--- Items from an interface collection ---
§
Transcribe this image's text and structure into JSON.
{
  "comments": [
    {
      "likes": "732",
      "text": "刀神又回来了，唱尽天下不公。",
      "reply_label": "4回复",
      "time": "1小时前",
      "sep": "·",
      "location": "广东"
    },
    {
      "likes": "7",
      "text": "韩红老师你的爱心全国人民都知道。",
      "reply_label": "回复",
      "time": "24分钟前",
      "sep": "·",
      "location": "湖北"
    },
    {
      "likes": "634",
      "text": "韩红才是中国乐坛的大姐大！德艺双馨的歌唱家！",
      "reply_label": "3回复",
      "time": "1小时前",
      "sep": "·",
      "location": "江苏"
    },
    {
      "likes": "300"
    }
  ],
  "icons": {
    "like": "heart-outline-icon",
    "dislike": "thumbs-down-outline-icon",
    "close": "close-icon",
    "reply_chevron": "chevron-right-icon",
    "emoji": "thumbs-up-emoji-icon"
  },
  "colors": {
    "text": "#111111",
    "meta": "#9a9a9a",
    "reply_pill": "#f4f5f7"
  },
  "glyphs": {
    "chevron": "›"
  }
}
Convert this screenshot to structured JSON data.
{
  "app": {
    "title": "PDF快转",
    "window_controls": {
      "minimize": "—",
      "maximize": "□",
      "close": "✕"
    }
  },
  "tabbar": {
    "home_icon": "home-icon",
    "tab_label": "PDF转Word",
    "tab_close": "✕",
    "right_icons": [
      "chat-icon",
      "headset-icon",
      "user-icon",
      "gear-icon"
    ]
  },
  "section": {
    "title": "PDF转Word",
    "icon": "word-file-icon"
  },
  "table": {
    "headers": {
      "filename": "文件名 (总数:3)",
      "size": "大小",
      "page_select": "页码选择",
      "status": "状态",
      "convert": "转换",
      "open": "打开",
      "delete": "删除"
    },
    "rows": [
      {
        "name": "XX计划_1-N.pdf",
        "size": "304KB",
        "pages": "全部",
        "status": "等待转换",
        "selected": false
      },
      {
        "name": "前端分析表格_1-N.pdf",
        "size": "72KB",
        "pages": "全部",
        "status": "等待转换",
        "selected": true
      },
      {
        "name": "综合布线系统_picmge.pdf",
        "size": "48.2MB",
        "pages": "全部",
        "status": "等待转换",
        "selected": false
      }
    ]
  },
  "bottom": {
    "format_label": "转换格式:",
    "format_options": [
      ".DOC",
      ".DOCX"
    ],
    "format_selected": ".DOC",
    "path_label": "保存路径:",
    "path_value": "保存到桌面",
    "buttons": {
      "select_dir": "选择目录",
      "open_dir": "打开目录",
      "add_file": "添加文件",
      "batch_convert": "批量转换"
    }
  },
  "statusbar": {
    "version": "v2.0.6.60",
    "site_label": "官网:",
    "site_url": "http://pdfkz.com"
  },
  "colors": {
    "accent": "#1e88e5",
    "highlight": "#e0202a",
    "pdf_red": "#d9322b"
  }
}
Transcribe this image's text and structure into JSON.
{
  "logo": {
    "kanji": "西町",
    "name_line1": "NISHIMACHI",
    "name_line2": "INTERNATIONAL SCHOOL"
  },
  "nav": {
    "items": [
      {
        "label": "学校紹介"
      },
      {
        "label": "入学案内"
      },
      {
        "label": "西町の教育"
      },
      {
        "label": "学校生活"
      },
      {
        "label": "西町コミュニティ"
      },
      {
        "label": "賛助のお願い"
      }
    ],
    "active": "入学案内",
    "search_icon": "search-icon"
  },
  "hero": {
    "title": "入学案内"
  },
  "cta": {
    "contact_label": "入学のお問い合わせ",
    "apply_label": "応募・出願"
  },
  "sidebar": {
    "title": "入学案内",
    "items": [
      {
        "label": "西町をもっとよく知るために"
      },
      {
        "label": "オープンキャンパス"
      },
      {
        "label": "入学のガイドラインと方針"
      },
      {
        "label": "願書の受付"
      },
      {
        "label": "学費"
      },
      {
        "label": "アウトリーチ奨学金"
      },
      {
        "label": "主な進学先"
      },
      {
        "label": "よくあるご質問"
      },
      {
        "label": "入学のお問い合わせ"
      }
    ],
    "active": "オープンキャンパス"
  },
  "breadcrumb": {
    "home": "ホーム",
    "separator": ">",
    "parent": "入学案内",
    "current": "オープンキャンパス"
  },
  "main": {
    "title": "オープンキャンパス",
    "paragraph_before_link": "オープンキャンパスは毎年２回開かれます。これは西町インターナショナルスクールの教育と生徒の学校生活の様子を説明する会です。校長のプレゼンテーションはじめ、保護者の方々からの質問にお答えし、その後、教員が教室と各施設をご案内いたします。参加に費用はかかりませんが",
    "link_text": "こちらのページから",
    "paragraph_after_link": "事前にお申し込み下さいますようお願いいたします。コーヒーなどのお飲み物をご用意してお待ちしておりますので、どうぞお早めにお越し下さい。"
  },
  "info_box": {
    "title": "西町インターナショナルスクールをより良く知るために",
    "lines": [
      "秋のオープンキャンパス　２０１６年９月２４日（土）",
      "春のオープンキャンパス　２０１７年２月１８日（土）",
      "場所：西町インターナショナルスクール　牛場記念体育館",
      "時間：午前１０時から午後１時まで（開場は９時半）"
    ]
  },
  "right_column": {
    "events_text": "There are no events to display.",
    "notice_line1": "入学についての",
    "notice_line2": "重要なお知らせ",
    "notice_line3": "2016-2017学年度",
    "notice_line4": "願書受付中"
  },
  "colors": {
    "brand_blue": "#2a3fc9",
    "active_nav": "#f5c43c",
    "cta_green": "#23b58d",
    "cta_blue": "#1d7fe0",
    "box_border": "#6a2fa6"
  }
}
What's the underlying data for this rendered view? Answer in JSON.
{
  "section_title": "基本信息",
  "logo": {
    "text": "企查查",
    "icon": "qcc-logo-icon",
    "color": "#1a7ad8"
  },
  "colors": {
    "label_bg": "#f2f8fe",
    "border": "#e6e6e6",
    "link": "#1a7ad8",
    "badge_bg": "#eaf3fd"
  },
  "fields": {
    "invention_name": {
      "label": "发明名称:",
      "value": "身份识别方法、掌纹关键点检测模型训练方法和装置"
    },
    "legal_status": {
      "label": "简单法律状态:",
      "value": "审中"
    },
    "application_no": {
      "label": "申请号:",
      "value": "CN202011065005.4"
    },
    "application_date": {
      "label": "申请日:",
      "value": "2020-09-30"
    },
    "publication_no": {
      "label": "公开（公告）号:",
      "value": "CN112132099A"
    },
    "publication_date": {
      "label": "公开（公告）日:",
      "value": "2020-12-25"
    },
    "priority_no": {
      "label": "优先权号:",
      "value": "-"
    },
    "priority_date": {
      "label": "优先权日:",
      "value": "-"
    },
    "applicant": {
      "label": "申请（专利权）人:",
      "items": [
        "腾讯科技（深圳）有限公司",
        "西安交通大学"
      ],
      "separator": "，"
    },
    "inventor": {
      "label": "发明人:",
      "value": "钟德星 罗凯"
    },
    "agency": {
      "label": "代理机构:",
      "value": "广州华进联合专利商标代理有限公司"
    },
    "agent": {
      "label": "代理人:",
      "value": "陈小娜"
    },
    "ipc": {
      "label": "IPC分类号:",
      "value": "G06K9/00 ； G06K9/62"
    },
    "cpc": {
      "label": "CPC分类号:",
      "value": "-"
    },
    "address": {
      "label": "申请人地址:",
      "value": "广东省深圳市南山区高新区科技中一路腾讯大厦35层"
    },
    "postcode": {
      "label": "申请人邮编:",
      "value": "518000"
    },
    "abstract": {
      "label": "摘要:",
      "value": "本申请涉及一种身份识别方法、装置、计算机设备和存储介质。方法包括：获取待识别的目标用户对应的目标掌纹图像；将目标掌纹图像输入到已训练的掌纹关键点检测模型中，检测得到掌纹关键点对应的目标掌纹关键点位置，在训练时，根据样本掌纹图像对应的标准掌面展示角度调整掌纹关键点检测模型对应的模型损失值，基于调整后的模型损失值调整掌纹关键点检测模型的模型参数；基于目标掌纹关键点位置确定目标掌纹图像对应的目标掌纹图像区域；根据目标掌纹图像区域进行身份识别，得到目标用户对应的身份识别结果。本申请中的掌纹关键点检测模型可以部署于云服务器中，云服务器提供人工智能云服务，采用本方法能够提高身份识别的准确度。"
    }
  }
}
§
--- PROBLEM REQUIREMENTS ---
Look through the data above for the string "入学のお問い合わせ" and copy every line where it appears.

--- RESPONSE TO THE EXERCISE ---
    "contact_label": "入学のお問い合わせ",
        "label": "入学のお問い合わせ"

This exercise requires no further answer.